::: LISTED RECORDS :::

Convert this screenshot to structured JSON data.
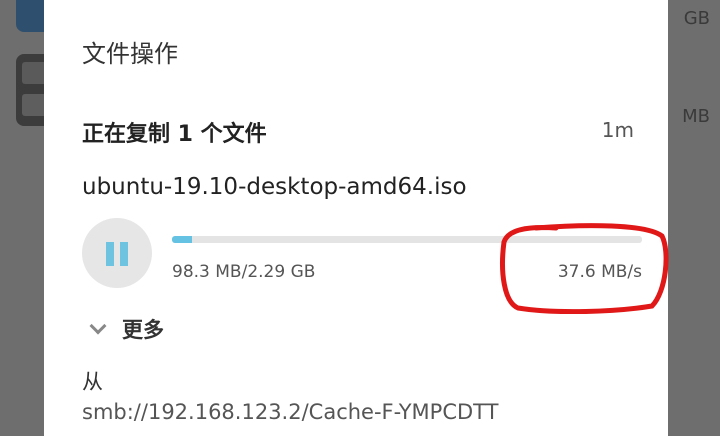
{
  "background": {
    "list_item_sizes": [
      "GB",
      "MB"
    ]
  },
  "dialog": {
    "title": "文件操作",
    "status": "正在复制 1 个文件",
    "elapsed": "1m",
    "file_name": "ubuntu-19.10-desktop-amd64.iso",
    "transferred": "98.3 MB/2.29 GB",
    "speed": "37.6 MB/s",
    "progress_fraction": 0.043,
    "pause_icon": "pause-icon",
    "more_label": "更多",
    "from_label": "从",
    "from_path": "smb://192.168.123.2/Cache-F-YMPCDTT"
  },
  "colors": {
    "progress_fill": "#66c2e2",
    "pause_bars": "#6ec4e0",
    "annotation_circle": "#e01818"
  }
}
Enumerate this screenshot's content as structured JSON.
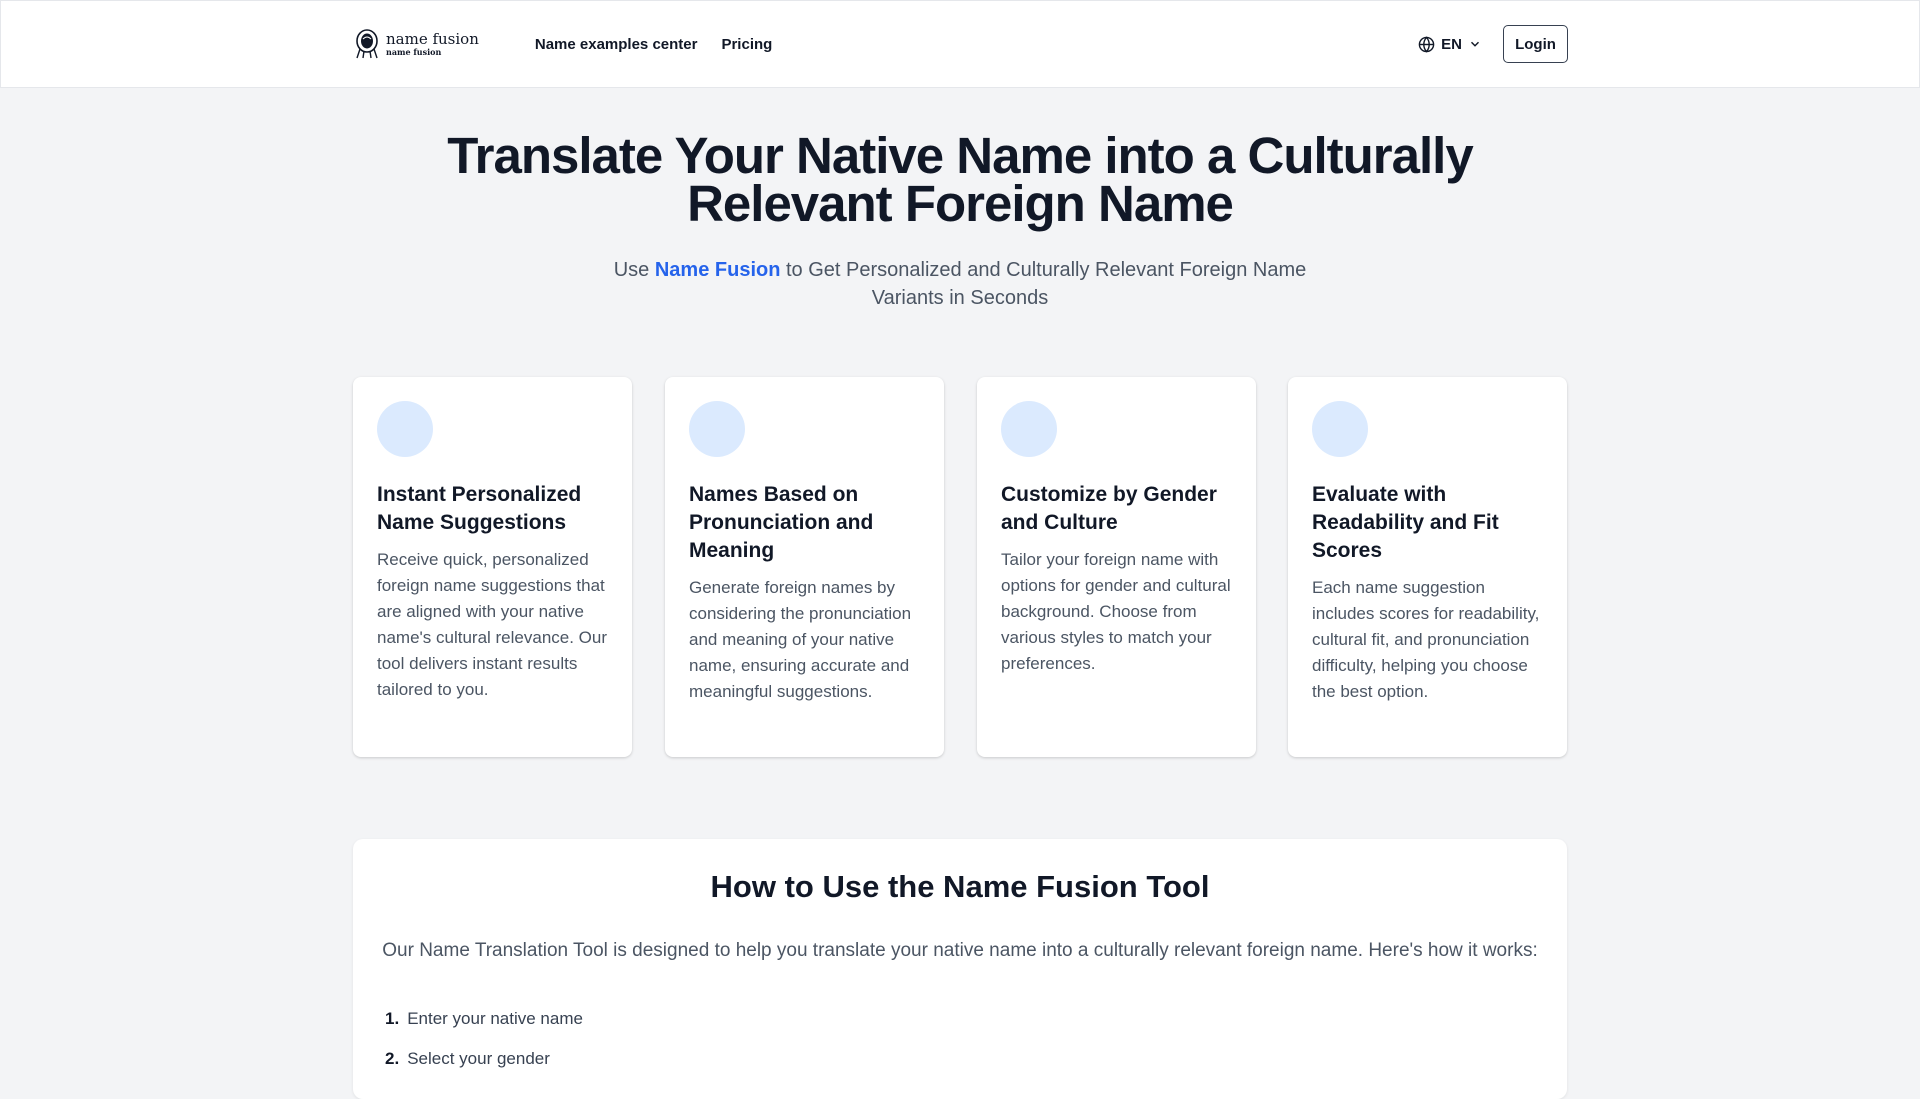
{
  "nav": {
    "logo_main": "name fusion",
    "logo_sub": "name fusion",
    "links": [
      "Name examples center",
      "Pricing"
    ],
    "language": "EN",
    "login": "Login"
  },
  "hero": {
    "title": "Translate Your Native Name into a Culturally Relevant Foreign Name",
    "subtitle_pre": "Use ",
    "subtitle_brand": "Name Fusion",
    "subtitle_post": " to Get Personalized and Culturally Relevant Foreign Name Variants in Seconds"
  },
  "features": [
    {
      "title": "Instant Personalized Name Suggestions",
      "description": "Receive quick, personalized foreign name suggestions that are aligned with your native name's cultural relevance. Our tool delivers instant results tailored to you."
    },
    {
      "title": "Names Based on Pronunciation and Meaning",
      "description": "Generate foreign names by considering the pronunciation and meaning of your native name, ensuring accurate and meaningful suggestions."
    },
    {
      "title": "Customize by Gender and Culture",
      "description": "Tailor your foreign name with options for gender and cultural background. Choose from various styles to match your preferences."
    },
    {
      "title": "Evaluate with Readability and Fit Scores",
      "description": "Each name suggestion includes scores for readability, cultural fit, and pronunciation difficulty, helping you choose the best option."
    }
  ],
  "howto": {
    "title": "How to Use the Name Fusion Tool",
    "intro": "Our Name Translation Tool is designed to help you translate your native name into a culturally relevant foreign name. Here's how it works:",
    "steps": [
      {
        "num": "1.",
        "text": "Enter your native name"
      },
      {
        "num": "2.",
        "text": "Select your gender"
      }
    ]
  },
  "colors": {
    "accent": "#2563eb",
    "icon_circle": "#dbeafe",
    "background": "#f3f4f6"
  }
}
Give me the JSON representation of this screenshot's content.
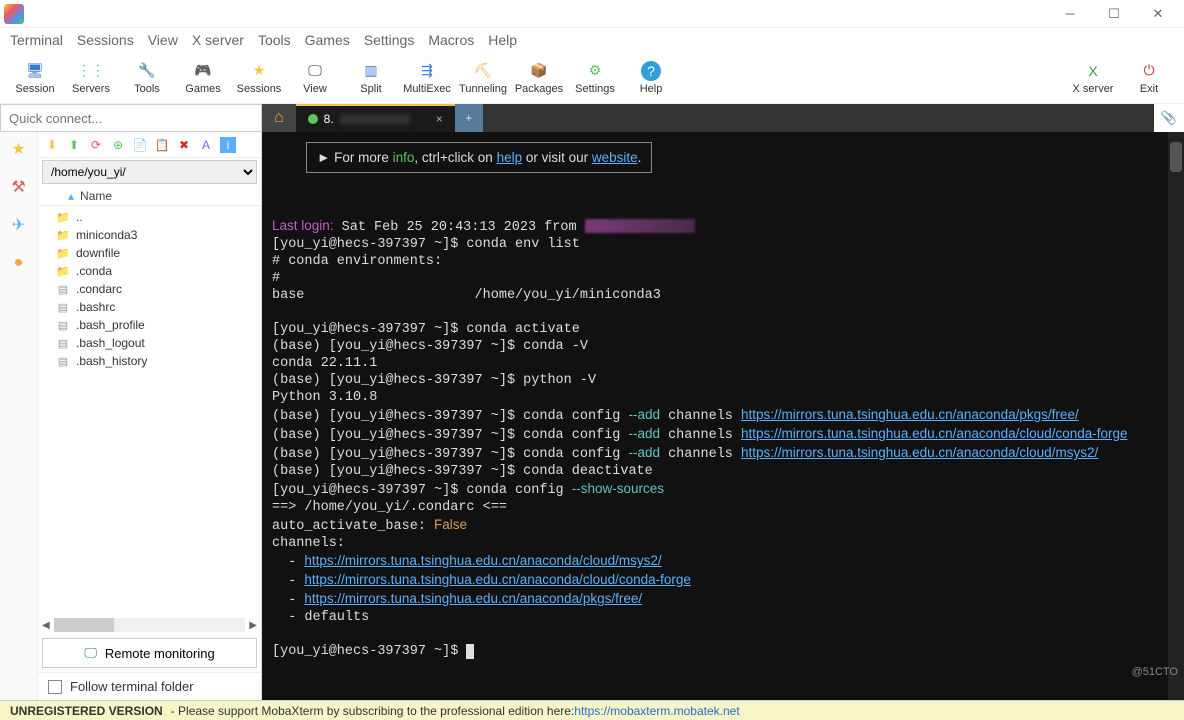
{
  "menubar": [
    "Terminal",
    "Sessions",
    "View",
    "X server",
    "Tools",
    "Games",
    "Settings",
    "Macros",
    "Help"
  ],
  "toolbar_left": [
    {
      "label": "Session",
      "icon": "🖥",
      "color": "#3a7ad4"
    },
    {
      "label": "Servers",
      "icon": "⋮⋮",
      "color": "#5cc5a0"
    },
    {
      "label": "Tools",
      "icon": "🔧",
      "color": "#d85c5c"
    },
    {
      "label": "Games",
      "icon": "🎮",
      "color": "#888"
    },
    {
      "label": "Sessions",
      "icon": "★",
      "color": "#f5c542"
    },
    {
      "label": "View",
      "icon": "🖵",
      "color": "#333"
    },
    {
      "label": "Split",
      "icon": "▥",
      "color": "#3a7ad4"
    },
    {
      "label": "MultiExec",
      "icon": "⇶",
      "color": "#3a7ad4"
    },
    {
      "label": "Tunneling",
      "icon": "⛏",
      "color": "#f5a542"
    },
    {
      "label": "Packages",
      "icon": "📦",
      "color": "#888"
    },
    {
      "label": "Settings",
      "icon": "⚙",
      "color": "#5cc55c"
    },
    {
      "label": "Help",
      "icon": "?",
      "color": "#329fd9"
    }
  ],
  "toolbar_right": [
    {
      "label": "X server",
      "icon": "X",
      "color": "#3a9a3a"
    },
    {
      "label": "Exit",
      "icon": "⏻",
      "color": "#d82a2a"
    }
  ],
  "quick_connect_placeholder": "Quick connect...",
  "tabs": {
    "home_icon": "⌂",
    "active_label": "8.",
    "new_icon": "+"
  },
  "sidebar": {
    "path": "/home/you_yi/",
    "name_header": "Name",
    "items": [
      {
        "label": "..",
        "type": "folderg"
      },
      {
        "label": "miniconda3",
        "type": "folder"
      },
      {
        "label": "downfile",
        "type": "folder"
      },
      {
        "label": ".conda",
        "type": "folder"
      },
      {
        "label": ".condarc",
        "type": "file"
      },
      {
        "label": ".bashrc",
        "type": "file"
      },
      {
        "label": ".bash_profile",
        "type": "file"
      },
      {
        "label": ".bash_logout",
        "type": "file"
      },
      {
        "label": ".bash_history",
        "type": "file"
      }
    ],
    "remote_monitoring": "Remote monitoring",
    "follow_terminal": "Follow terminal folder"
  },
  "terminal": {
    "info_banner_pre": "► For more ",
    "info_word": "info",
    "info_banner_mid": ", ctrl+click on ",
    "help_word": "help",
    "info_banner_mid2": " or visit our ",
    "website_word": "website",
    "info_banner_end": ".",
    "last_login_label": "Last login:",
    "last_login_value": " Sat Feb 25 20:43:13 2023 from ",
    "prompt1": "[you_yi@hecs-397397 ~]$ ",
    "cmd_envlist": "conda env list",
    "envhdr": "# conda environments:",
    "hash": "#",
    "env_base": "base                     /home/you_yi/miniconda3",
    "cmd_activate": "conda activate",
    "base_prompt": "(base) [you_yi@hecs-397397 ~]$ ",
    "cmd_condav": "conda -V",
    "conda_version": "conda 22.11.1",
    "cmd_pyv": "python -V",
    "py_version": "Python 3.10.8",
    "cmd_cfg_pre": "conda config ",
    "cmd_cfg_add": "--add",
    "cmd_cfg_ch": " channels ",
    "url1": "https://mirrors.tuna.tsinghua.edu.cn/anaconda/pkgs/free/",
    "url2": "https://mirrors.tuna.tsinghua.edu.cn/anaconda/cloud/conda-forge",
    "url3": "https://mirrors.tuna.tsinghua.edu.cn/anaconda/cloud/msys2/",
    "cmd_deact": "conda deactivate",
    "cmd_show": "conda config ",
    "cmd_show_flag": "--show-sources",
    "condarc_path": "==> /home/you_yi/.condarc <==",
    "aab": "auto_activate_base: ",
    "aab_val": "False",
    "channels_hdr": "channels:",
    "ch1": "https://mirrors.tuna.tsinghua.edu.cn/anaconda/cloud/msys2/",
    "ch2": "https://mirrors.tuna.tsinghua.edu.cn/anaconda/cloud/conda-forge",
    "ch3": "https://mirrors.tuna.tsinghua.edu.cn/anaconda/pkgs/free/",
    "ch4": "defaults"
  },
  "status": {
    "unreg": "UNREGISTERED VERSION",
    "msg": " -   Please support MobaXterm by subscribing to the professional edition here:  ",
    "url": "https://mobaxterm.mobatek.net"
  },
  "watermark": "@51CTO"
}
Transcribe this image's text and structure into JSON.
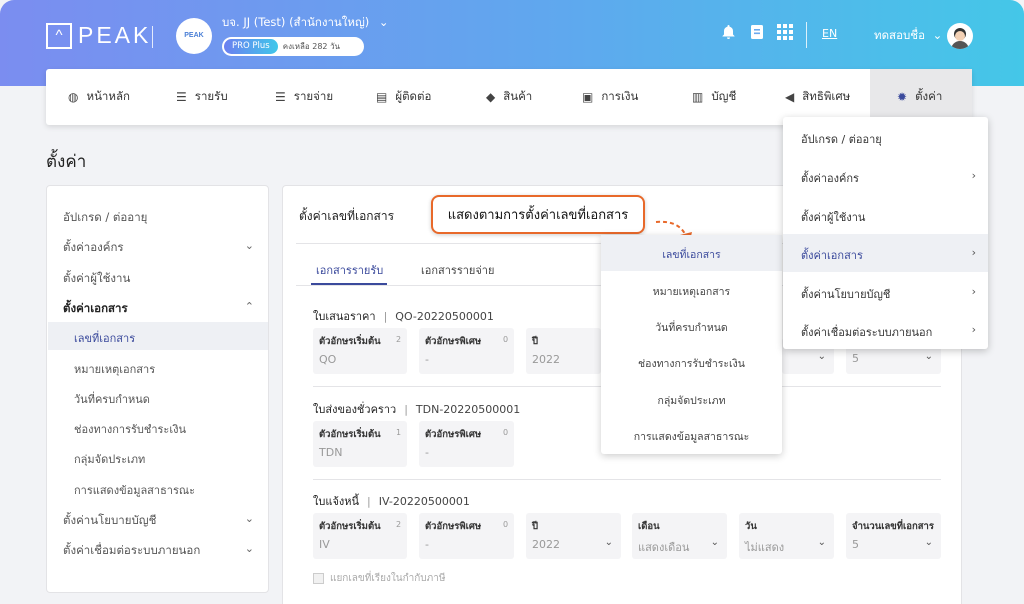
{
  "header": {
    "logo_text": "PEAK",
    "org_avatar_text": "PEAK",
    "org_name": "บจ. JJ (Test) (สำนักงานใหญ่)",
    "plan": "PRO Plus",
    "remaining": "คงเหลือ 282 วัน",
    "lang": "EN",
    "user_name": "ทดสอบชื่อ"
  },
  "nav": [
    {
      "label": "หน้าหลัก",
      "icon": "dashboard-icon"
    },
    {
      "label": "รายรับ",
      "icon": "income-list-icon"
    },
    {
      "label": "รายจ่าย",
      "icon": "expense-list-icon"
    },
    {
      "label": "ผู้ติดต่อ",
      "icon": "contact-book-icon"
    },
    {
      "label": "สินค้า",
      "icon": "box-icon"
    },
    {
      "label": "การเงิน",
      "icon": "money-icon"
    },
    {
      "label": "บัญชี",
      "icon": "book-icon"
    },
    {
      "label": "สิทธิพิเศษ",
      "icon": "megaphone-icon"
    },
    {
      "label": "ตั้งค่า",
      "icon": "gear-icon"
    }
  ],
  "page_title": "ตั้งค่า",
  "sidebar": {
    "upgrade": "อัปเกรด / ต่ออายุ",
    "org": "ตั้งค่าองค์กร",
    "user": "ตั้งค่าผู้ใช้งาน",
    "docs": "ตั้งค่าเอกสาร",
    "docs_items": [
      "เลขที่เอกสาร",
      "หมายเหตุเอกสาร",
      "วันที่ครบกำหนด",
      "ช่องทางการรับชำระเงิน",
      "กลุ่มจัดประเภท",
      "การแสดงข้อมูลสาธารณะ"
    ],
    "policy": "ตั้งค่านโยบายบัญชี",
    "external": "ตั้งค่าเชื่อมต่อระบบภายนอก"
  },
  "main": {
    "title": "ตั้งค่าเลขที่เอกสาร",
    "callout": "แสดงตามการตั้งค่าเลขที่เอกสาร",
    "tabs": [
      "เอกสารรายรับ",
      "เอกสารรายจ่าย"
    ],
    "sections": [
      {
        "name": "ใบเสนอราคา",
        "code": "QO-20220500001",
        "prefix": "QO",
        "prefix_count": "2",
        "special": "-",
        "special_count": "0",
        "year": "2022",
        "count": "5"
      },
      {
        "name": "ใบส่งของชั่วคราว",
        "code": "TDN-20220500001",
        "prefix": "TDN",
        "prefix_count": "1",
        "special": "-",
        "special_count": "0"
      },
      {
        "name": "ใบแจ้งหนี้",
        "code": "IV-20220500001",
        "prefix": "IV",
        "prefix_count": "2",
        "special": "-",
        "special_count": "0",
        "year": "2022",
        "month": "แสดงเดือน",
        "day": "ไม่แสดง",
        "count": "5"
      }
    ],
    "labels": {
      "prefix": "ตัวอักษรเริ่มต้น",
      "special": "ตัวอักษรพิเศษ",
      "year": "ปี",
      "month": "เดือน",
      "day": "วัน",
      "count": "จำนวนเลขที่เอกสาร"
    },
    "checkbox": "แยกเลขที่เรียงในกำกับภาษี"
  },
  "submenu": [
    "เลขที่เอกสาร",
    "หมายเหตุเอกสาร",
    "วันที่ครบกำหนด",
    "ช่องทางการรับชำระเงิน",
    "กลุ่มจัดประเภท",
    "การแสดงข้อมูลสาธารณะ"
  ],
  "dropdown": [
    "อัปเกรด / ต่ออายุ",
    "ตั้งค่าองค์กร",
    "ตั้งค่าผู้ใช้งาน",
    "ตั้งค่าเอกสาร",
    "ตั้งค่านโยบายบัญชี",
    "ตั้งค่าเชื่อมต่อระบบภายนอก"
  ],
  "colors": {
    "accent": "#3b4a9c",
    "callout_border": "#e8692a",
    "header_start": "#7b8df0",
    "header_end": "#44c7e8"
  }
}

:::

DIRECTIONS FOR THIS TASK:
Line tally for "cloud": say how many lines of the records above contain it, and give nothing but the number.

SOLUTION:
4